A particular point of stress for many students is whether they will be able to move forward with their experiments and degrees, notes Cappellaro. In the short term, the lab has found ways to run their experiments remotely. Emphasizing the need to accommodate people with varied schedules, time zones, and child care in this trying time, Cappellaro is flexible in organizing group meetings and the research process. She notes, “I try to nudge people to reach out to each other even in lockdown” – and excitingly – “new collaborations among the group [have] sprout[ed] from this situation.”
Cappellaro is keenly aware of students’ lives. Nominators fondly recall Cappellaro’s ability to summon details about minor experiments they conducted weeks before or wish them well on an event they had once mentioned in passing.
When a student is writing a paper or presentation, Cappellaro “proactively asks for… drafts and go[es] through multiple rounds of revisions with little turnover time,” according to student nominators. Likewise, when students are preparing for talks or qualifying exams, Cappellaro dedicates group meeting time to help them prepare.
Encountering research obstacles is de rigueur, particularly during graduate school. When students are stumped by experimental results, Cappellaro advises them to take “sideways steps” to consider the challenge from another angle. In her words, she aims to “cultivate and preserve [each] student’s love for research and science… especially when… things do not work out in the lab or because of external pressures.”
Life does not pause in graduate school. Students mention Cappellaro’s support across a wide array of experiences that have included illness, losing family members, starting a family, unfortunate experiences on qualifying exams, and training for the Boston Marathon. On such occasions, Cappellaro has reached out to students “to make sure emotionally and physically they were cared for, could take on the day, and [that they took] necessary breaks,” according to student nominators.
Cappellaro says that fostering “a caring and open community, where one feels valued and welcomed to ask and provide help,” is critical to enabling graduate students to be productive. Building such a friendly and inclusive work environment is a Mentoring Guidepost identified by the Committed to Caring (C2C) program. Cappellaro notes that the “best strategy [as an advisor is] to foster cohesion among the student group so that they care for each other and help each other out.” Group outings such as the lab’s annual ski trip have contributed to this feeling of community.
Seemingly tireless, Cappellaro also goes beyond her laboratory to attend to the community at large. She participates—and encourages advisees to participate—in several science outreach efforts at the MIT Museum, including the Science on Saturday program and the Cambridge Science Festival. Cappellaro is also active in the Nuclear Science and Engineering Department’s Rising Stars Symposium, organizing sessions and speaking to the multidisciplinarity of the field as well as ways to increase female representation.
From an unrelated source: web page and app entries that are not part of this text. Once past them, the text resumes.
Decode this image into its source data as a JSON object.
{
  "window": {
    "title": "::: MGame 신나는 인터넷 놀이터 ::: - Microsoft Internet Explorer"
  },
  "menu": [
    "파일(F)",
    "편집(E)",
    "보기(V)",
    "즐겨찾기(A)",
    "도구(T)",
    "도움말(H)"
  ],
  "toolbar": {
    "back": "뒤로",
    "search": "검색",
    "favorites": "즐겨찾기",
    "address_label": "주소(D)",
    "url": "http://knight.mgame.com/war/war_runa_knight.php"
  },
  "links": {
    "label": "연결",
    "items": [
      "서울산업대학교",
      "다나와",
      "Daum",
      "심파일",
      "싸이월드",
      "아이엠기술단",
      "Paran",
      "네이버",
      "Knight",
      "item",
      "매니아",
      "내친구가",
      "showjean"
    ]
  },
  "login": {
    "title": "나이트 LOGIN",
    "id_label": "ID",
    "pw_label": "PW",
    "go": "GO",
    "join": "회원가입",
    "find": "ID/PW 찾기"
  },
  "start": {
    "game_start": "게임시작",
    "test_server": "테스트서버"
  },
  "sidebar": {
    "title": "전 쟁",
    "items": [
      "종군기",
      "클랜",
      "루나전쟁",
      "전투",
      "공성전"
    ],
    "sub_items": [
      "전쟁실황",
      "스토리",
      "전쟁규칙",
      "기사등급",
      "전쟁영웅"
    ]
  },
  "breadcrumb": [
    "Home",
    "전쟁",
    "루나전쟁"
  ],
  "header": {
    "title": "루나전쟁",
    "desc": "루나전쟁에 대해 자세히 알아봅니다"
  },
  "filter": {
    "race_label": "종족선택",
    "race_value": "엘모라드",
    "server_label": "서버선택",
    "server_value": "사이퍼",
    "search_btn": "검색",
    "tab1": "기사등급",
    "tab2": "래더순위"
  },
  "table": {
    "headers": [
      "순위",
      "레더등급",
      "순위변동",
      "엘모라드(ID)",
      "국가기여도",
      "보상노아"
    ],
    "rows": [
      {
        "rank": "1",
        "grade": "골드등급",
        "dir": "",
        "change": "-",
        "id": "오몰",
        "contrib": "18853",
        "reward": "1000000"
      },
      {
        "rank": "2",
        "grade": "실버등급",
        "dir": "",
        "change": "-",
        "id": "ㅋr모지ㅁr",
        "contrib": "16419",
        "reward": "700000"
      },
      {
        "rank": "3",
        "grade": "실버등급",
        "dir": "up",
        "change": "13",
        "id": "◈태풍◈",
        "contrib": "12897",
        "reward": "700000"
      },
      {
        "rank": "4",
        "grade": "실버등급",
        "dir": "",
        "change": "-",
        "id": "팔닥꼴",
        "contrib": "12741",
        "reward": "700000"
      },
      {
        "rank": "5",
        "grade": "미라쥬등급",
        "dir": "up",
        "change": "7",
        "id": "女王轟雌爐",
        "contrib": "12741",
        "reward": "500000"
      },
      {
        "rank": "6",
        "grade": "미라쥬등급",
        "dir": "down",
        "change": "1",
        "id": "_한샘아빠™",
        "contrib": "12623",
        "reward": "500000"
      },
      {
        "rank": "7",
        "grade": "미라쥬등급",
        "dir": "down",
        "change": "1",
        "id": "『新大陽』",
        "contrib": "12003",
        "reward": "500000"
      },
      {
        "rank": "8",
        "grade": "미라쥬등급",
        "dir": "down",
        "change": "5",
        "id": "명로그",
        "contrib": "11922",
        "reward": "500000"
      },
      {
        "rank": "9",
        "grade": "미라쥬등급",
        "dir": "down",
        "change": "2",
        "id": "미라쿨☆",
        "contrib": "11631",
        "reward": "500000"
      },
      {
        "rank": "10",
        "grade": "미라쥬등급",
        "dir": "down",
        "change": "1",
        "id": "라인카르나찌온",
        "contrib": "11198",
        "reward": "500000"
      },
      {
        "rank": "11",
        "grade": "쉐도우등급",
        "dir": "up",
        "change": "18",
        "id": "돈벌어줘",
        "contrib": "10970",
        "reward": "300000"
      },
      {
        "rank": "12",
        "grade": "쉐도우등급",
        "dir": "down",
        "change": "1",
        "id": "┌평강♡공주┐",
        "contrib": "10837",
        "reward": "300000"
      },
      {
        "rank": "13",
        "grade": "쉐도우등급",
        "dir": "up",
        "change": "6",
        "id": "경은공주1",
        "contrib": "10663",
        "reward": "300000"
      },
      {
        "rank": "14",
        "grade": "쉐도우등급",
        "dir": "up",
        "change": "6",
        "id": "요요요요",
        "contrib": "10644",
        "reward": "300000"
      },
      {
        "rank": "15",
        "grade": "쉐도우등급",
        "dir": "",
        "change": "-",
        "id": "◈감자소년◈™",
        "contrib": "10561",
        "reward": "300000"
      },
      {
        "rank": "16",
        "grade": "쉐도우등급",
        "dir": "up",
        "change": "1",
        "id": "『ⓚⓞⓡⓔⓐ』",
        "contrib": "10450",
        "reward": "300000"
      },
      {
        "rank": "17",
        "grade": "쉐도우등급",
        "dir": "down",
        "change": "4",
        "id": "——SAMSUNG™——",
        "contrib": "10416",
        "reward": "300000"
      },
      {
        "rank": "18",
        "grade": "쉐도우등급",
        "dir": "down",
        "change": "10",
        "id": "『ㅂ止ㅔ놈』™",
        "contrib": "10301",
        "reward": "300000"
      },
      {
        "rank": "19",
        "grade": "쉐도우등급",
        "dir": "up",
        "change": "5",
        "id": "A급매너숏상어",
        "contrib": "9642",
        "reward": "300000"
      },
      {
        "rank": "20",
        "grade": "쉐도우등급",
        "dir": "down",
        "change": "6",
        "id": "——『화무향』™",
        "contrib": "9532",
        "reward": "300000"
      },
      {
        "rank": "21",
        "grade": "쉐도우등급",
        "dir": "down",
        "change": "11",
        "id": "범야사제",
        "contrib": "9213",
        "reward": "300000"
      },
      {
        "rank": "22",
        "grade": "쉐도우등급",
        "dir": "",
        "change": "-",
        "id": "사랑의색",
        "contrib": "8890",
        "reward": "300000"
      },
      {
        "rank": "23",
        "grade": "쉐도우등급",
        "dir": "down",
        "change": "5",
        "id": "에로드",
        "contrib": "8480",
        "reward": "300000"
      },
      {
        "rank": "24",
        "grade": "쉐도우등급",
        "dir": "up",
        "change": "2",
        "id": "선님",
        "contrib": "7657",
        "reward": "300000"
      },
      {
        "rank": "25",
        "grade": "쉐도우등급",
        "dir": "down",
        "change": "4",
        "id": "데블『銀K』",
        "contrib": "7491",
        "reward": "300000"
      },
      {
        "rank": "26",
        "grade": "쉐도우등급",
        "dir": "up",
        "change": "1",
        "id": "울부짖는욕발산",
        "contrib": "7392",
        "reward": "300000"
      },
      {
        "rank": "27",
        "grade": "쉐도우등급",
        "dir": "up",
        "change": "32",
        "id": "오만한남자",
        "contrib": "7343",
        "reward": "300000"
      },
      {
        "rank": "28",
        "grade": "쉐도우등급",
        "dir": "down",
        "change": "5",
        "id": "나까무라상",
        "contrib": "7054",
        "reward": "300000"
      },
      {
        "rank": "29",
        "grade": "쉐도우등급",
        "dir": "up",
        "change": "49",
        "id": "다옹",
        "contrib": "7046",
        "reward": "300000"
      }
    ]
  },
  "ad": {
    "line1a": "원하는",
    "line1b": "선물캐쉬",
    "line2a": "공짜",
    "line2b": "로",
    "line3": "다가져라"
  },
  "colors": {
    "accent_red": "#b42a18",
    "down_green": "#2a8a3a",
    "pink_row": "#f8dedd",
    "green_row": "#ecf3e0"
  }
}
Cappellaro’s efforts center on igniting and reigniting enthusiasm for discovery.